  • Lowetide

    For all of his contributions on the ice I think he was even more valuable as an ambassador for the team and to soem extent even city.

    It’s my belief that the day Weight was traded was the day the Oilers turned the corner from being a tight knit team of players that would go through the end boards for each other that play for a storied and classy organization that resides in a small but friendly and family oriented city, towards being a directionless, sometimes mystifying organization that spend too much time begging and not enough time building that happens to play in a cold and bitter outpost of a city.

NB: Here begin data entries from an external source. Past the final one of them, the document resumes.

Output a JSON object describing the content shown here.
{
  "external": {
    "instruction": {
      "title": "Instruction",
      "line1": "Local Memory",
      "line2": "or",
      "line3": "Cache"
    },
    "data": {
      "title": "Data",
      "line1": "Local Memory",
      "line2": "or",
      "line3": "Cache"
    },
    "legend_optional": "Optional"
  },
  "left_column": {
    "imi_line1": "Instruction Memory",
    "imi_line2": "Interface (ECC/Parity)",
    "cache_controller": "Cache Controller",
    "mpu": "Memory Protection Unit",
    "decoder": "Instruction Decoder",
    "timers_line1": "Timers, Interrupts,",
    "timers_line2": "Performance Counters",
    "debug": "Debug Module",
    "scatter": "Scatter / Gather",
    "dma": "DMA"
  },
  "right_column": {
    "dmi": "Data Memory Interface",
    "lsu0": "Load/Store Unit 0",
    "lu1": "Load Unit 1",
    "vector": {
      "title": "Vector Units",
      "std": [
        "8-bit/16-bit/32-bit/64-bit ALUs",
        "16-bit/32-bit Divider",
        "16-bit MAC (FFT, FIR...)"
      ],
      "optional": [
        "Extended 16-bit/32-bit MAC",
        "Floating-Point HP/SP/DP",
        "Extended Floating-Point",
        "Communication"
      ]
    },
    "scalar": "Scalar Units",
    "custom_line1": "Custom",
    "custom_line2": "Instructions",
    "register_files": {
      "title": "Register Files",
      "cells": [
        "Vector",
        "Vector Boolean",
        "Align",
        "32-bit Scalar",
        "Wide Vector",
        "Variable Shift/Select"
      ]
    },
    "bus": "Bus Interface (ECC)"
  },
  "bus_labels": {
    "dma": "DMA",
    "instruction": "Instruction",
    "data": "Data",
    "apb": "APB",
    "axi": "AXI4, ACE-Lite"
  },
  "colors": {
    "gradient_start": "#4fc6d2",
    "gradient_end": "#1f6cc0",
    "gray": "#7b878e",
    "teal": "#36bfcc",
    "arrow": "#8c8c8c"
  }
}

    A bit harsh maybe, but the point is there. When Weight was still here in seemed the only thing keeping the extra pieces away was money. Now it seems to be 100 different things…

  • Dominoiler

    A toast to you Mr. Weight to the days when we actually got our money’s worth for our ticket. A natural leader and a classy guy!
    Curious tho’ that in 10 years management hasn’t come up with a centreman even close to his talent. Ridiculous.

  • Milli

    He was a Beauty! That was a fun era, fast exciting OILERS hockey! I still remember when Weight Guerin and Smyth where the best line in hockey….then one got traded…..

  • O.C.

    If the Oil ever figure out that they can honour numbers, without retiring them, a la MTL, 39 is at the top of the list.

    The Oilers saw his best years. Sick talent, team guy, durable for a smaller guy who was always in traffic, was a borderline superstar.

    Don’t think Slats would have traded him if he wasn’t under pressure to win now.

    How does his size and jr pedigree compare with RNH?

  • Milli

    Very nice, LT.

    I grew up during the “glory years” and yet Doug Weight is still pretty close to being my favorite Oiler.

    His affection for our team/city was genuine, and it came at a time when, as an Oiler fan, that meant everything.

    The Boys on the Bus were part of a simplier/more naive NHL, and hell, their greatness was almost pre-ordained. Weight was there when we were emerging from the dark cloud of Pocklington, in the “it’s a business” era of the game. Great captain and great player.

    My memories are the same as your, LT. That night in San Jose (epic – 39 minutes in penalties on that play if memory serves), and taking a brief moment from my G7 depression to be happy for his Cup win.

  • Milli

    I was very sad to see Weight go when he was traded. Weight made it fun to watch those Oiler teams of the mid to late 90’s. You can argue that Weight was one of the most classiest Oilers to ever play for Edmonton. He loved playing for the Oilers and loved playing in Edmonton. Everytime he ever spoke of Edmonton he had nothing but great things to say.

    He wanted to remain an Oiler that I seem to recall him willing to take an EXTREME discount to stay. If memory serves me well he was asking for around 3-4 mil per to stay. He ended up getting traded to the Blues and made double that. That alone should tell you what a stanup guy Weight was.

    Dougie I was sad when you got traded and now I am equally as sad to see you retire.